MARY BETH SHERIDAN
Posted November 16, 2010
The U.S. military has begun to work closely with Mexico’s armed forces, sharing information and training soldiers in an expanding effort to help that country battle its violent drug cartels, according to U.S. and Mexican officials.
- A d v e r t i s e m e n t
U.S. military officials have been hesitant to discuss publicly their growing ties with Mexico, for fear of triggering a backlash among a Mexican public wary of interference. But current and former officials say that the U.S. military has instructed hundreds of Mexican officers in the past two years in subjects such as how to plan military operations, use intelligence to hunt traffickers and observe human rights.
The Pentagon’s counter-narcotics funding for Mexico has nearly tripled, from $12.2 million in 2008 to more than $34 million in 2010, according to estimates by the Government Accountability Office.
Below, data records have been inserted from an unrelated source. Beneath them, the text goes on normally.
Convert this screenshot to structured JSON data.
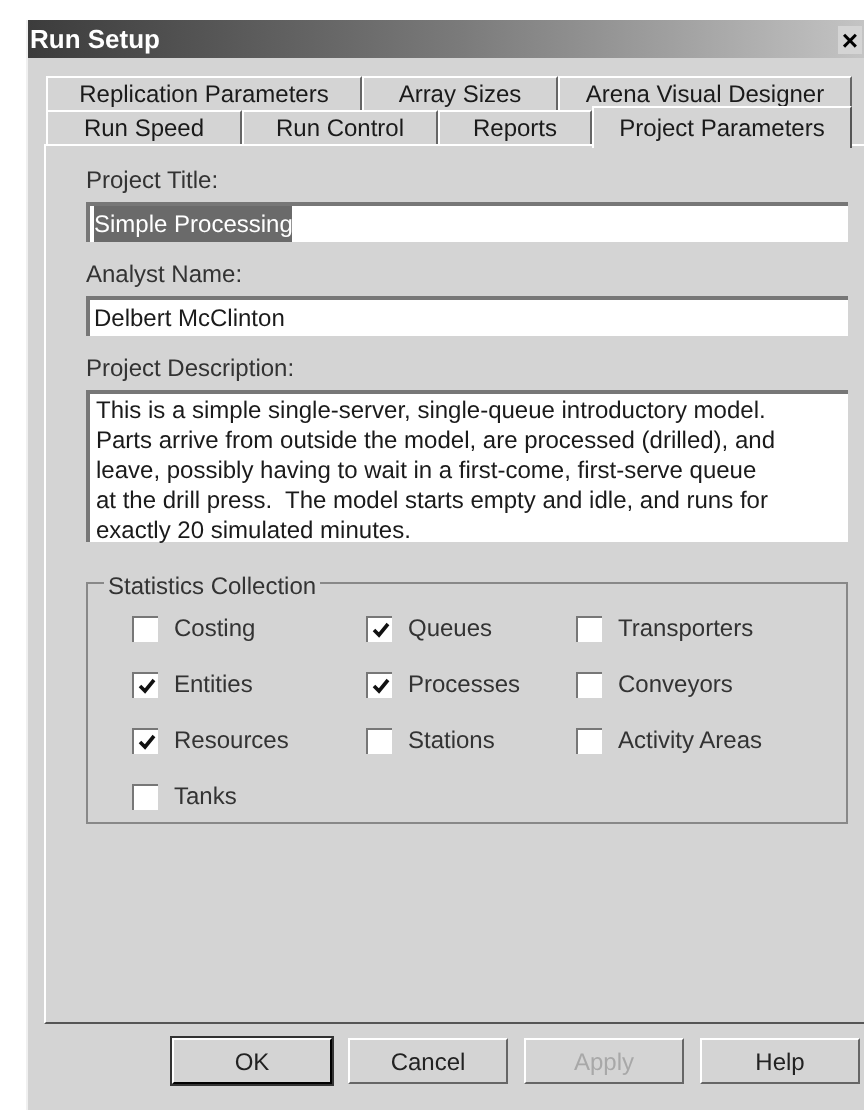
{
  "window": {
    "title": "Run Setup",
    "close": "×"
  },
  "tab_rows": [
    {
      "tabs": [
        {
          "label": "Replication Parameters",
          "selected": false
        },
        {
          "label": "Array Sizes",
          "selected": false
        },
        {
          "label": "Arena Visual Designer",
          "selected": false
        }
      ]
    },
    {
      "tabs": [
        {
          "label": "Run Speed",
          "selected": false
        },
        {
          "label": "Run Control",
          "selected": false
        },
        {
          "label": "Reports",
          "selected": false
        },
        {
          "label": "Project Parameters",
          "selected": true
        }
      ]
    }
  ],
  "fields": [
    {
      "label": "Project Title:",
      "value": "Simple Processing",
      "text_selected": true,
      "kind": "line"
    },
    {
      "label": "Analyst Name:",
      "value": "Delbert McClinton",
      "text_selected": false,
      "kind": "line"
    },
    {
      "label": "Project Description:",
      "value": "This is a simple single-server, single-queue introductory model.\nParts arrive from outside the model, are processed (drilled), and\nleave, possibly having to wait in a first-come, first-serve queue\nat the drill press.  The model starts empty and idle, and runs for\nexactly 20 simulated minutes.",
      "text_selected": false,
      "kind": "area"
    }
  ],
  "statistics_collection": {
    "title": "Statistics Collection",
    "options": [
      {
        "label": "Costing",
        "checked": false
      },
      {
        "label": "Queues",
        "checked": true
      },
      {
        "label": "Transporters",
        "checked": false
      },
      {
        "label": "Entities",
        "checked": true
      },
      {
        "label": "Processes",
        "checked": true
      },
      {
        "label": "Conveyors",
        "checked": false
      },
      {
        "label": "Resources",
        "checked": true
      },
      {
        "label": "Stations",
        "checked": false
      },
      {
        "label": "Activity Areas",
        "checked": false
      },
      {
        "label": "Tanks",
        "checked": false
      }
    ]
  },
  "buttons": [
    {
      "label": "OK",
      "default": true,
      "disabled": false
    },
    {
      "label": "Cancel",
      "default": false,
      "disabled": false
    },
    {
      "label": "Apply",
      "default": false,
      "disabled": true
    },
    {
      "label": "Help",
      "default": false,
      "disabled": false
    }
  ]
}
While that is a small fraction of the Mexican anti-drug money provided by the State Department, the funding is significant because of the history of chilly relations between the two militaries.
Secretary of State Hillary Rodham Clinton recently reflected U.S. alarm over the Mexican cartels, saying that in some cases they were “morphing into or making common cause with what we would consider an insurgency.” The comment was splashed across front pages in Mexico, and President Barack Obama hastened to assure angry Mexicans that he did not characterize the traffickers as a rebel movement.